2. Power Surges and Lightning Strikes
A power surge can also fry you capacitor. This happens when too much electricity is suddenly supplied to the unit either due to problems with the power supply or as a result of a lightning during thunderstorms.
3. Capacitor with the Wrong Rating
If you look at a capacitor, you will see 2 ratings:
- Capacitance (in microfarads)
You need to use a capacitor with the correct voltage and capacitance rating. Often when homeowners replace capacitors themselves, they may use an undersized capacitor which means it will fail out sooner than later as it will struggle to keep up.
You can replace an AC capacitor with another one of a higher voltage rating (some HVAC techs even recommend it) without any problems but a capacitor with a lower voltage rating will always fail prematurely.
4. Capacitor’s Age
Capacitors, just like other electrical components will fail as a result of old age. They definitely don’t last forever. Wear and tear as a result of internal heat will ultimately cause them to fail.
In the old days, capacitors could last for as long as 30 years or even the lifetime of the air conditioner unit. Most HVAC technicians have come across old capacitors which only failed because their terminals were just too rusty (Actually your capacitor can fail due to loose or rusty connections).
Unfortunately capacitors today don’t last that long. You will be lucky if yours lasts for more than 10 years. Some will only last for a year or two.

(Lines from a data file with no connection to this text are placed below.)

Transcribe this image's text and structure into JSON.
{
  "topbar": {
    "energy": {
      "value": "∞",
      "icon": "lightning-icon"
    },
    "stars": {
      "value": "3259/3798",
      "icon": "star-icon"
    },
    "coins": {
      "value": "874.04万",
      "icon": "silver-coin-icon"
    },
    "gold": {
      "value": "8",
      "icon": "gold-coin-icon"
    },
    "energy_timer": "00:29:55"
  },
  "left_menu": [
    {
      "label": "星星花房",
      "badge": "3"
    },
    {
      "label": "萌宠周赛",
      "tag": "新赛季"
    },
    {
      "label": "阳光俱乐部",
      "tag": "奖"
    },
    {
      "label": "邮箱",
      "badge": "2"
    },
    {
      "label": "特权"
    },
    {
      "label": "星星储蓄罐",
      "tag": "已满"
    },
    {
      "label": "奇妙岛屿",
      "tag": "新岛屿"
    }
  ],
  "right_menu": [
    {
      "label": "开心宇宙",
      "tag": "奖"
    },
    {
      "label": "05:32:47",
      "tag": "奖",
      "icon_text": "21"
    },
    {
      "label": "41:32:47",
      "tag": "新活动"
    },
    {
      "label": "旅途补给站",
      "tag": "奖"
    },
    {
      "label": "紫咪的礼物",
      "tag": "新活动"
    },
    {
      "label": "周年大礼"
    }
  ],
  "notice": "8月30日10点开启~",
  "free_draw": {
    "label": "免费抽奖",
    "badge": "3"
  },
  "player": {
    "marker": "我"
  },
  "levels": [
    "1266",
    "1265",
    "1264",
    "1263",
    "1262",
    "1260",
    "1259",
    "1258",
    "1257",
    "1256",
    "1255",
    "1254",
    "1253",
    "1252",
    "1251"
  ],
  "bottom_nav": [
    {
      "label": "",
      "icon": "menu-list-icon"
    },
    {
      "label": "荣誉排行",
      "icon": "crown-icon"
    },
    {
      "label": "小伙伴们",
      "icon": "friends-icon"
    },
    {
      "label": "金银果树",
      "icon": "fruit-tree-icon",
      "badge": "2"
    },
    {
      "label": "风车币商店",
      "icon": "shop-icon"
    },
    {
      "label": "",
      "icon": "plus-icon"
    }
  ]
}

How to Prevent You AC Capacitor from Failing
The following are some of the ways to prevent AC capacitor failure:
1. Use an HVAC Surge Protector
The HVAC surge protector is installed in the electric circuit before the AC unit. It diffuses the excess voltage before it gets to the unit, in the event of a power surge.
2. Change Air Filter Regularly
Air filters are installed on the AC’s return air vents. They clean the air before it gets to the inside unit so that dust, pollen, lint and other particles are removed and not circulated back to the house.
It is recommended that you change your AC filter at least after 3 months. Luckily, replacing air filters is easy as I have outline in this post.
Clean filters keep the air flowing to the evaporator coil and the system doesn’t need to overwork, and capacitors will therefore not overheat.
2. Clean AC Coils
Dirty evaporator coils have the same effect as clogged air filters. They restrict airflow from return ducts forcing the whole system to worker harder and overheat. Cleaning the coils can prevent that from happening.
Also, cleaning the condenser coil outside prevents buildup of heat inside the unit which can also cause the capacitor to overheat.
3. Place the Outside Unit in a Shaded Area
To prevent the capacitor from heating due to direct exposure to sunlight, having the outside unit in a shaded area definitely helps, especially if you live in some of the hottest states.
4. Increase your Thermostat Setting
This may not be the most comfortable thing to do but when it is hottest outside is the time your AC works the hardest. It becomes a bigger challenge when you have set your thermostat too low.
Increasing your thermostat setting and making sure that your house is not losing heat due to bad insulation will help to take some of the load from the AC unit.
5. Use the Correct Capacitor
To prevent your capacitor from failing, replace it with a high-quality one and importantly with same rating (microfarads and voltage) as the old one.
6. Plan Annual AC Maintenance
Annual AC maintenance especially just before summer by a professional HVAC technician will help your air conditioner run smoothly during the entire summer months. They will inspect the ductwork, refrigerant levels, filters, coils etc. meaning that your capacitor will have a lower chance of failing.
And basically that is why air conditioners fail as well as steps to take to prevent them from failing. Just to warn you that capacitors carry a high charge and can shock you when mishandled and if you need to replace yours it is best to have it done by a licensed technician.